The big thing with Wall of Fire is that it stops creatures of less than 4 HD. It’s almost as if it is an illusionary wall with a little actual heat; the high-level dudes can look at it and say “we’ll jump through it’s no big deal”, but lesser heroes will refuse to do so even if they would indeed survive.
Likewise sensewise I imagine that a fireball is a concussive explosion that does blast damage, sets the air on your lungs on fire, etc and is thus worse than just jumping through a bonfire. From a gameplay viewpoint the risk of hitting comrades, losing the spell if hit in combat, etc. also helps balance fireball.
Here is Delta on these and related issues: http://deltasdnd.blogspot.com/search?q=fireball
Well, now that we’re on a tangent, the fireball always did a lot of damage because it was a heavy catapult designed to knock down walls in a man-to-man scale siege, as well as route fantastic foes off the battlefield–to route a superhero you have to do at least 8 men’s worth of damage, so you might as well tether it to the wizards level (leaving aside the analogy that the hero also does his level in damage, but only at melee range).
The question is a good one though: Alex, in your games have you noticed an ‘emergent play’ style where the players simply run around setting monsters on fire to the exclusion of other abilities?
2) oh hey! Why not a proficiency–call it “alchemists guild initiate” or something a la game of thrones and let pc’s who take this feat/proficiency be particularly good with burning oil/wildfire? Then raise the danger threashold for non-members? Perhaps 5% for PC’s with the proficiency and 15% for those not taught the mysteries of the alchemists guild? Heck, create a hireling version as well.
Bargle, no, in our game we did not see extensive use of burning oil.
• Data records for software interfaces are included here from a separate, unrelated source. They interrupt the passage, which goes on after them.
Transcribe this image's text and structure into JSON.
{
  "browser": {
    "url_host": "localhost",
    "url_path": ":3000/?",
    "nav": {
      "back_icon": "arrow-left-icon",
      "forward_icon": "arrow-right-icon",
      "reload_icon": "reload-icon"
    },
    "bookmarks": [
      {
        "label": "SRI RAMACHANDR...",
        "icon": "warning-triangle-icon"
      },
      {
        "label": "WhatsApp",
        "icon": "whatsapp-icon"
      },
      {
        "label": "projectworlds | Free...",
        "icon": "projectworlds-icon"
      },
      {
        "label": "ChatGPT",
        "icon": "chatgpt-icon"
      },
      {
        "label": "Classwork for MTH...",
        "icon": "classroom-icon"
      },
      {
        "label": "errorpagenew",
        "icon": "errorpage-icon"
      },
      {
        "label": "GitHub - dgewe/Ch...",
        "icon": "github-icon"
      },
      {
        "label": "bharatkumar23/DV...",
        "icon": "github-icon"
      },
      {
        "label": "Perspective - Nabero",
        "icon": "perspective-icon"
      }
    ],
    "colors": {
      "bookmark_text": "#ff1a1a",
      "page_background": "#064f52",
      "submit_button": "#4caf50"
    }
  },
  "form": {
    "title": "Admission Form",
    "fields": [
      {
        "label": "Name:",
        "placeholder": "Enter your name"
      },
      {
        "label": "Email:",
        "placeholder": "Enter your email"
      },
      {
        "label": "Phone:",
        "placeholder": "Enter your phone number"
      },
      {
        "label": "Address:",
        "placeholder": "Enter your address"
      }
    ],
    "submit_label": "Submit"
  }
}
It certainly was useful, but it never became an issue. That’s partly because of cost, partly time to use, partly risk. And two other things that (further) balance oil are the weapon damage bonuses and cleave rules. In ACKS fighters are doing +1 damage with their weapons at level 1, and +2 by 3rd level. In addition with melee and missile attacks you can cleave.
Tavis, I agree re: wall of fire. That’s how I interpret it, too – scary more than damaging. That said, my players are very fond of defending their positions with “Z” shaped walls, so that if attackers pass through the wall, they find that they have another two more walls to pass through to get to the other side.
Bargle, having Alchemy proficiency avoid the danger of fire is a neat idea. Thoughts?
I shall bow to the collective wisdom then. Thanks for your thoughts on the subject.
The Z-shaped Wall of Fire is genius.